A critical cellular process that occurs in the wake of a stroke in mice could hint at how to salvage otherwise compromised brain tissue.
Strokes happen when the flow of blood to the brain is blocked, most often by a blood clot in a vessel. This creates two zones of injury: a central core and a radiating penumbra.
Deprived of oxygen and glucose, brain cells in the core can die within minutes. Those in the penumbra are not as severely damaged. But if blood flow isn’t re-established within hours, those cells will succumb too. That’s why fast responses to strokes are so important—especially among the elderly, who are less resilient than younger sufferers of stroke.
New research shows that that disparity between aged and young brains could be due to differences in calcium ion activity brought on by stroke.
After inducing stroke in old and young mice, researchers found that spontaneous calcium activity was reduced in the brains of young mice, whereas it was increased in the brains of old mice. Given that such activity is typically associated with normal, firing brain cells, the finding is surprising.

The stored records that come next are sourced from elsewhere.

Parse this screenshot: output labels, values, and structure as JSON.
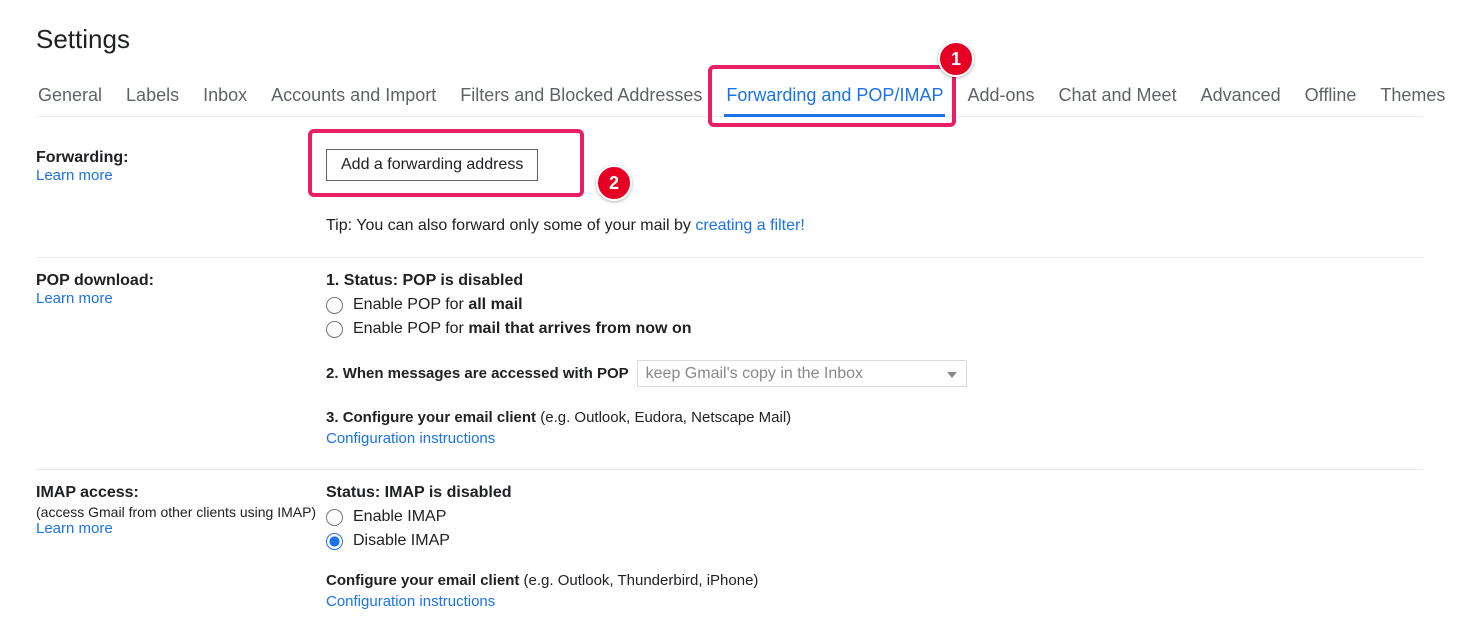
{
  "page": {
    "title": "Settings"
  },
  "tabs": {
    "general": "General",
    "labels": "Labels",
    "inbox": "Inbox",
    "accounts": "Accounts and Import",
    "filters": "Filters and Blocked Addresses",
    "forwarding": "Forwarding and POP/IMAP",
    "addons": "Add-ons",
    "chat": "Chat and Meet",
    "advanced": "Advanced",
    "offline": "Offline",
    "themes": "Themes"
  },
  "forwarding": {
    "title": "Forwarding:",
    "learn_more": "Learn more",
    "button": "Add a forwarding address",
    "tip_prefix": "Tip: You can also forward only some of your mail by ",
    "tip_link": "creating a filter!"
  },
  "pop": {
    "title": "POP download:",
    "learn_more": "Learn more",
    "status_num": "1. ",
    "status_label": "Status: ",
    "status_value": "POP is disabled",
    "enable_all_prefix": "Enable POP for ",
    "enable_all_bold": "all mail",
    "enable_now_prefix": "Enable POP for ",
    "enable_now_bold": "mail that arrives from now on",
    "when_num": "2. ",
    "when_label": "When messages are accessed with POP",
    "when_select": "keep Gmail's copy in the Inbox",
    "configure_num": "3. ",
    "configure_bold": "Configure your email client",
    "configure_rest": " (e.g. Outlook, Eudora, Netscape Mail)",
    "config_link": "Configuration instructions"
  },
  "imap": {
    "title": "IMAP access:",
    "subtitle": "(access Gmail from other clients using IMAP)",
    "learn_more": "Learn more",
    "status_label": "Status: ",
    "status_value": "IMAP is disabled",
    "enable": "Enable IMAP",
    "disable": "Disable IMAP",
    "configure_bold": "Configure your email client",
    "configure_rest": " (e.g. Outlook, Thunderbird, iPhone)",
    "config_link": "Configuration instructions"
  },
  "annotations": {
    "circle1": "1",
    "circle2": "2"
  }
}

But it could, at least to some extent, explain why outcomes for older stroke victims are worse than those for younger ones. Spontaneous calcium activity suggests that brain cells affected by stroke are “leaky”, releasing toxic substances that are otherwise benign in normally functioning cells.
Injecting older mice with drugs known to switch off signaling pathways linked to calcium activity was shown to decrease calcium release; in some cases, calcium activity was eliminated entirely.

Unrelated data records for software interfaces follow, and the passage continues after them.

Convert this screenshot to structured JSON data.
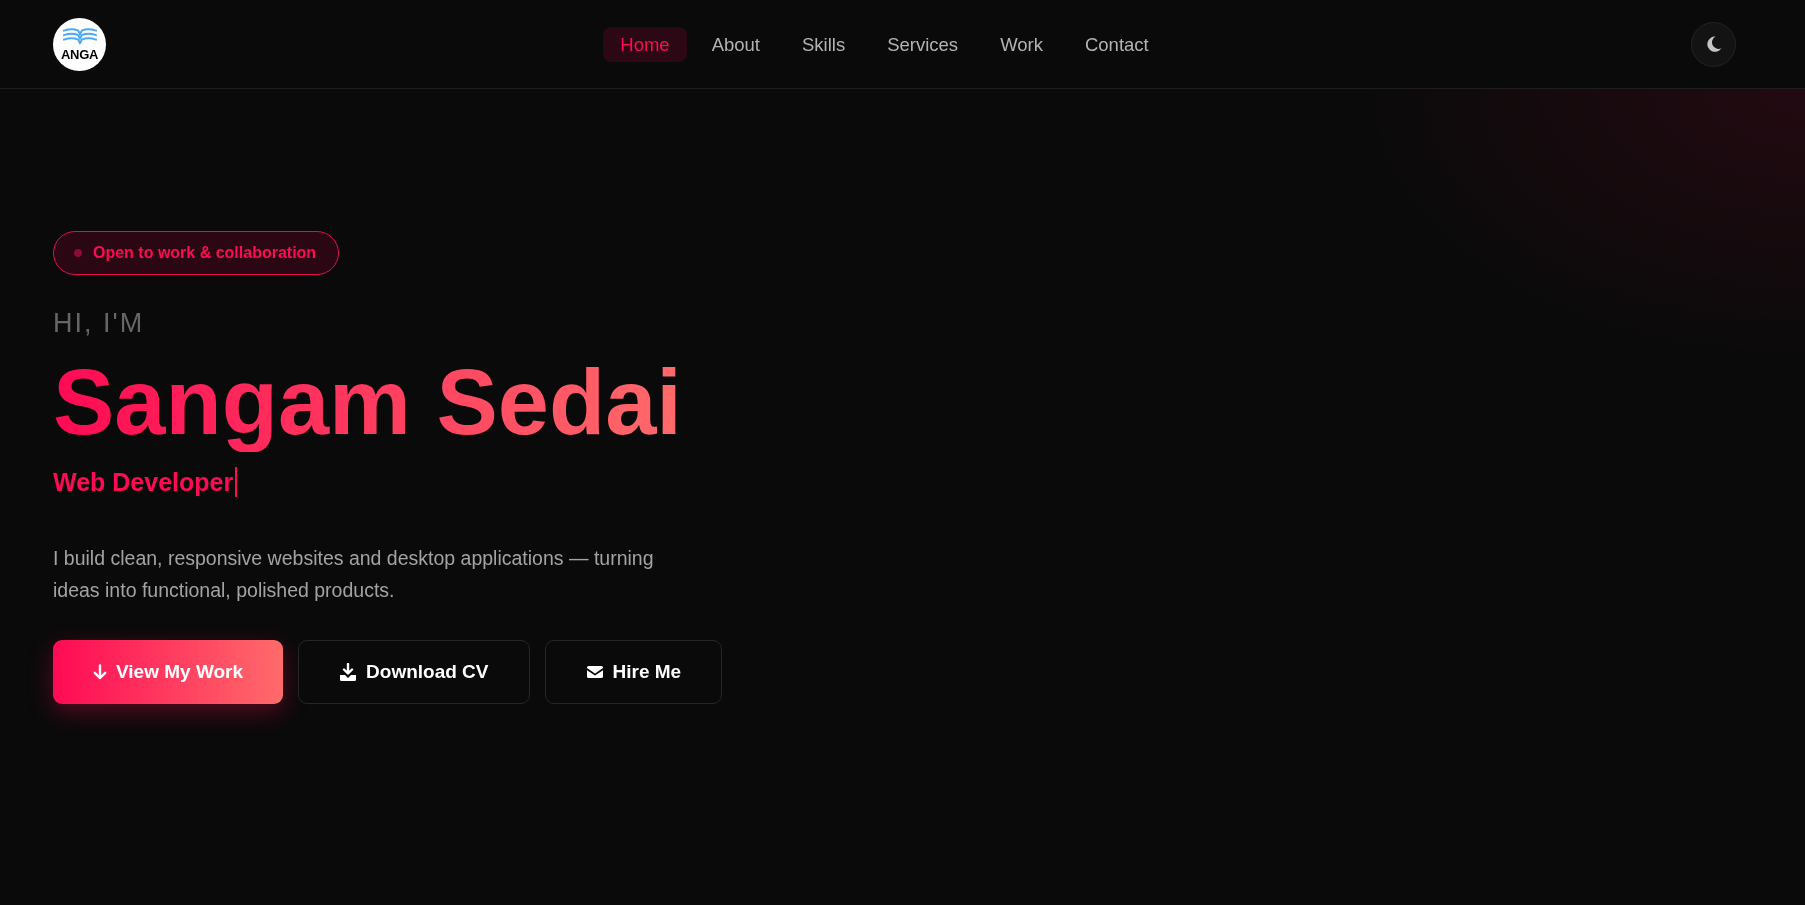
{
  "header": {
    "logo": {
      "text": "ANGA"
    },
    "nav": [
      {
        "label": "Home",
        "selected": true
      },
      {
        "label": "About",
        "selected": false
      },
      {
        "label": "Skills",
        "selected": false
      },
      {
        "label": "Services",
        "selected": false
      },
      {
        "label": "Work",
        "selected": false
      },
      {
        "label": "Contact",
        "selected": false
      }
    ]
  },
  "hero": {
    "badge": {
      "text": "Open to work & collaboration"
    },
    "greeting": "HI, I'M",
    "name": "Sangam Sedai",
    "role": "Web Developer",
    "description": "I build clean, responsive websites and desktop applications — turning ideas into functional, polished products.",
    "buttons": [
      {
        "label": "View My Work",
        "kind": "primary"
      },
      {
        "label": "Download CV",
        "kind": "outline"
      },
      {
        "label": "Hire Me",
        "kind": "outline"
      }
    ]
  }
}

It isn’t yet clear how this process plays out in the human brain. But these findings could point to new therapies that alleviate the damaging effects of stroke, possibly buying first responders to victims of stroke more time to act.